Wilson Mizner is noted for many bons mots such as, "Be nice to people on the way up because you'll meet the same people on the way down," "Never give a sucker an even break" (also attributed to W. C. Fields), and "When you steal from one author, it's plagiarism; if you steal from many, it's research." When President Calvin Coolidge died in 1933, Mizner's comment was "How do they know?" (Coolidge was known as taciturn.) Mizner has suffered the same fate as Dorothy Parker; both are vividly remembered today for their witty repartee rather than for specific literary works.
Irving Berlin (a friend of Addison) wrote a song about Wilson: "Black Sheep Has Come Back to the Fold". He began but did not complete a musical based on Wilson's life.
Biographer Alva Johnston wrote:
[Wilson] Mizner had a vast firsthand criminal erudition, which he commercialized as a dramatist on Broadway and a screenwriter in Hollywood. At various times during his life, he had been a miner, confidence man, ballad singer, medical lecturer, man of letters, general utility man in a segregated district, cardsharp, hotel man, songwriter, dealer in imitation masterpieces of art, prizefighters, prizefight manager, Florida promoter, and roulette-wheel fixer. He was an idol of low society and a pet of high. He knew women, as his brother Addison said, from the best homes and houses.
That Wilson was a ballad singer, medical lecturer, "general utility man in a segregated district," songwriter, and a roulette-wheel fixer are all undocumented except in Wilson's own unreliable words.
Around 1931, Warner Bros. head producer Darryl Zanuck hired Mizner to work as a top screenplay writer for the studio's First National films. While at the studio, Mizner had hardly any respect for authority and found it difficult to work with studio boss Jack Warner. Mizner, however, would indeed become a valuable asset to the studio's films. As time went by, Warner became more tolerant of Mizner and invested in the Brown Derby restaurant.
- The Only Law, 1909
- The Deep Purple, 1910
- The Greyhound, 1912
- "The Discord of Harmony", The All-Story Magazine, November 1908
- "Three Saved!", Collier's, December 26, 1908
- The Cock-Eyed World, (1929)
- "You're Dead!", Liberty, May 3, 1930 and Argosy (UK), May 1937 (posthumous reprint)
Taken from IMDb:
|Year||Film||Activity (if not main writer)|
|1914||The Greyhound||from his play|
|1915||The Deep Purple (lost)||from his play|
|1917||The Law of Compensation||story|
|1920||Outlaws of the Deep (short)||scenario|
|1920||The Five Dollar Plate (short)||scenario|
|1920||The Deep Purple (survival unknown)||from his play|
|1929||The Cock-Eyed World||story|
|1932||The Dark Horse|
|1932||Winner Take All||adaptation|
|1932||One Way Passage|
|1932||20,000 Years in Sing Sing|
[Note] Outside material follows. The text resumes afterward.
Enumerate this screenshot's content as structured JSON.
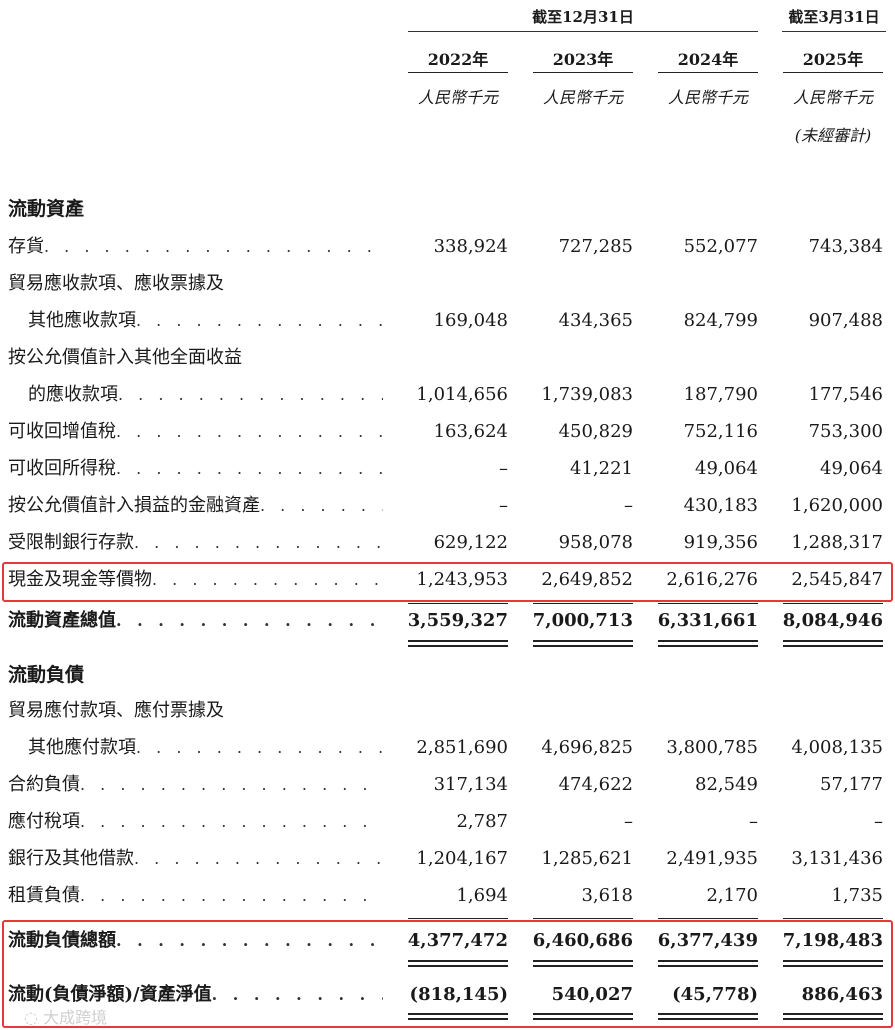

|1933||Hard to Handle|
|1933||The Mind Reader||story|
|1933||The Little Giant||original screenplay|
|1933||Heroes for Sale|
|1934||Merry Wives of Reno||uncredited|
|1957||"One Way Passage" (episode of Lux Video Theatre)||original screenplay|